    I think a show that allows for characters to embrace their masculine and feminine qualities without the apparent judgement we can still see in modern society, is very important.
    Since the show doesn’t use the terms “masculine” or “feminine” I think it is doing something even more important than just challenging traditional gender qualities; it is potentially trying to erase them. A character’s “masculine” or “feminine” qualities aren’t really portrayed as either positive or negative. These are just accepted characteristics.
    Maybe in a world like ours instead of trying to change “masculine” or “feminine” traits to be either good or bad, we should change the definition of “masculine” and “feminine”. Is there a need for expressing your emotions to be seen as feminine, or being direct to be seen as masculine?
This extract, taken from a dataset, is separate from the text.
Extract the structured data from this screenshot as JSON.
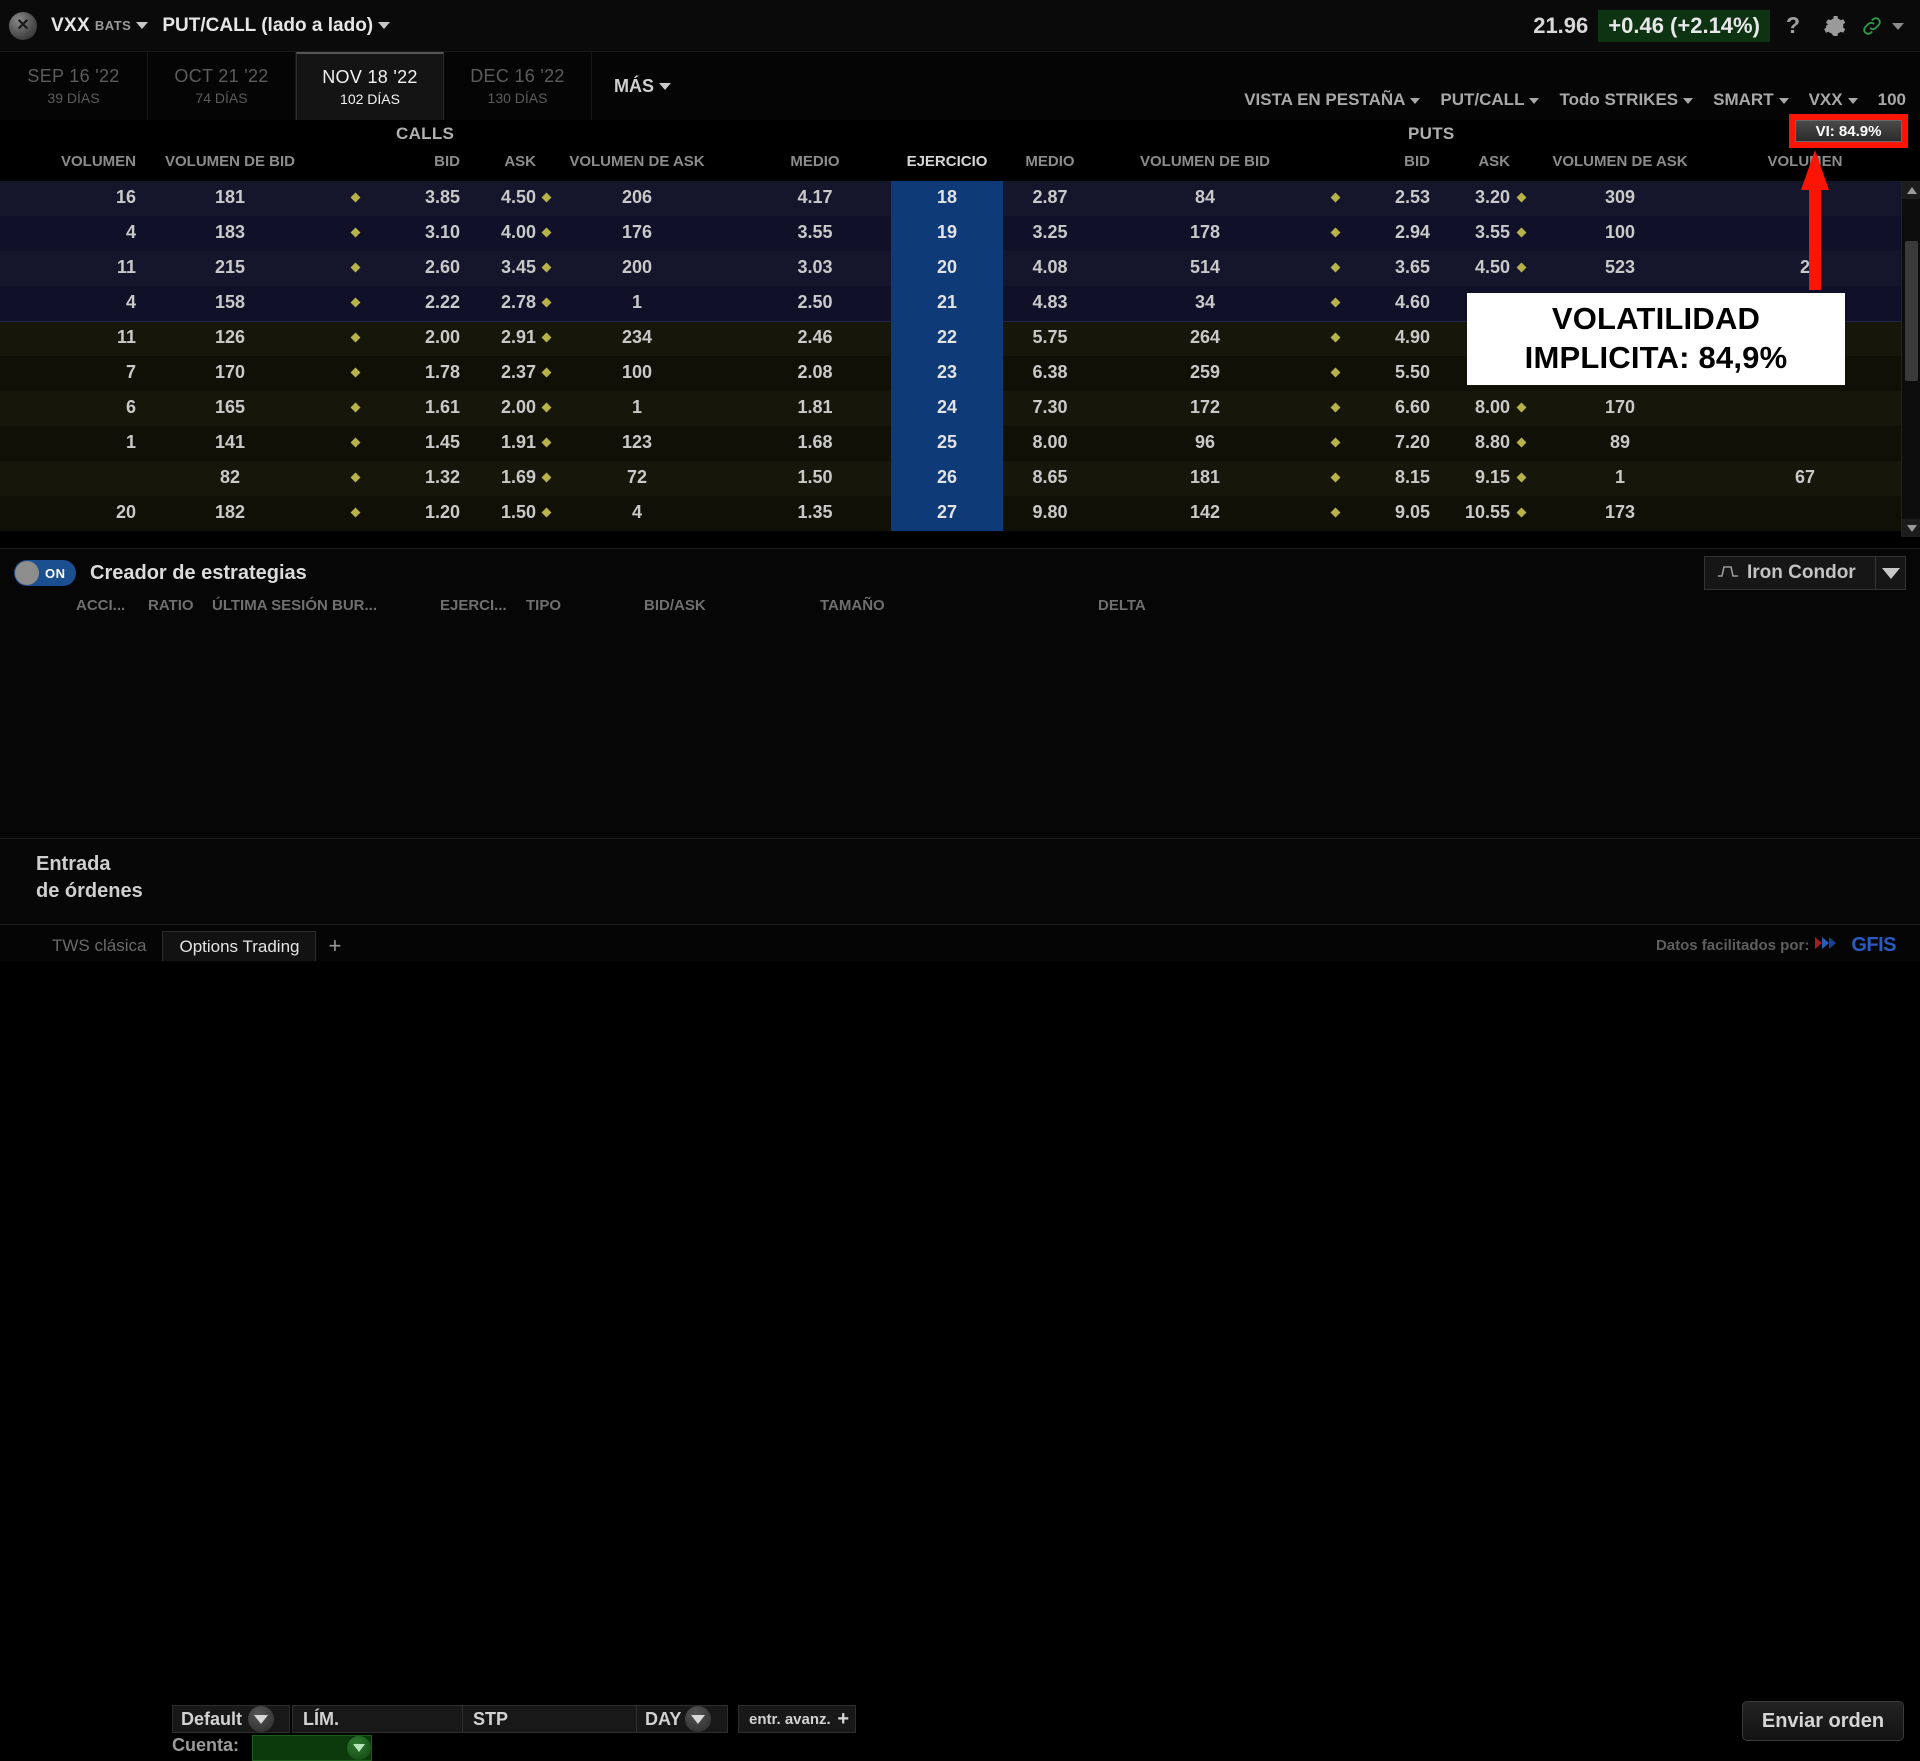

Perhaps they would be better to just been seen as traits.
    Your article was very interesting and is a great addition to the conversation of gender, particularly in Steven Universe.

    Masculinity in Steven Universe: A Matter of GEMder?

    I feel like the villains you selected for the article also represent an interesting juxtaposition against for Harry. They remind me of Batman’s Rogues Gallery, in that they represent shadow versions of Batman that have gone down a different path.
    Dudley is a spoiled, only child, who sees himself as better than other around him. Could this possibly have been Harry’s fate if he was raised by his parents who were wealthy and famous?
    Tom Riddle, a fellow orphan, gave into his pain and anger and chose a path of destruction. Harry could have just as easily gone down this same path, and arguably, meeting Tom Riddle in The Chamber of Secrets may have galvanized him onto the path of being a “hero”.
    Umbridge was a paranoid control freak, lost in her twisted morals and isolated from her colleagues and community. Harry could have easily chosen to follow her example, as many times before he had pulled away from his friends during arguments. If he needed to be uncompromising in his beliefs he could have ended up like Umbridge. Like with Tom Riddle though, Harry distanced himself from the kind of mentality. He built a larger network of friends and allies and this community is what really helped him when he really needed it during the Battle of Hogwarts.
    It extends to the other villains as well, these are just some examples that really stood out to me.

    Harry Potter: The Importance of Antagonists

    I recommend checking out Megami33’s Sailor Moon Abridged(SMA). It was short lived, not even completing its second season, but it was effective and funny. It followed the YGO:TAS derivation of a metatext that both told the story as it mocked it. They were very influenced by LittleKuriboh, often employing the same “Seriously, they said this.” tactic by pointing out the ludicrous aspects of the original series.

    SMA wasn’t as influential as YGO:TAS or DBZA, but it was popular enough to allow Megami33 to join the DBZA cast as Bulma. They even add in a reference to Megami33 playing Sailor Moon in DBZA, playing a “Lunar Expert” in a news broadcast.

    My ex wasn’t interested in anime in the slightest, until they were exposed to an abridged series. He couldn’t take the, often, insane concepts of an anime plot, but presented with a self-aware sense of humour, he was suddenly interested. It might be a sign of a shift in society in the face of the absurd.

    There are some YouTube essays that have been written about why viewership of the news being delivered by comedians, such as Stephen Colbert, Seth Meyers or Samantha Bee, is greater than serious news networks. Some are theorizing that we trust someone telling us about something ridiculous while identifying that it is ridiculous, rather than someone telling us the same thing but taking it seriously. That their inability to call out something that is absurd, may cause the younger audience to be hesitant to rely on them for facts.

    Abridged Series as Derivative Media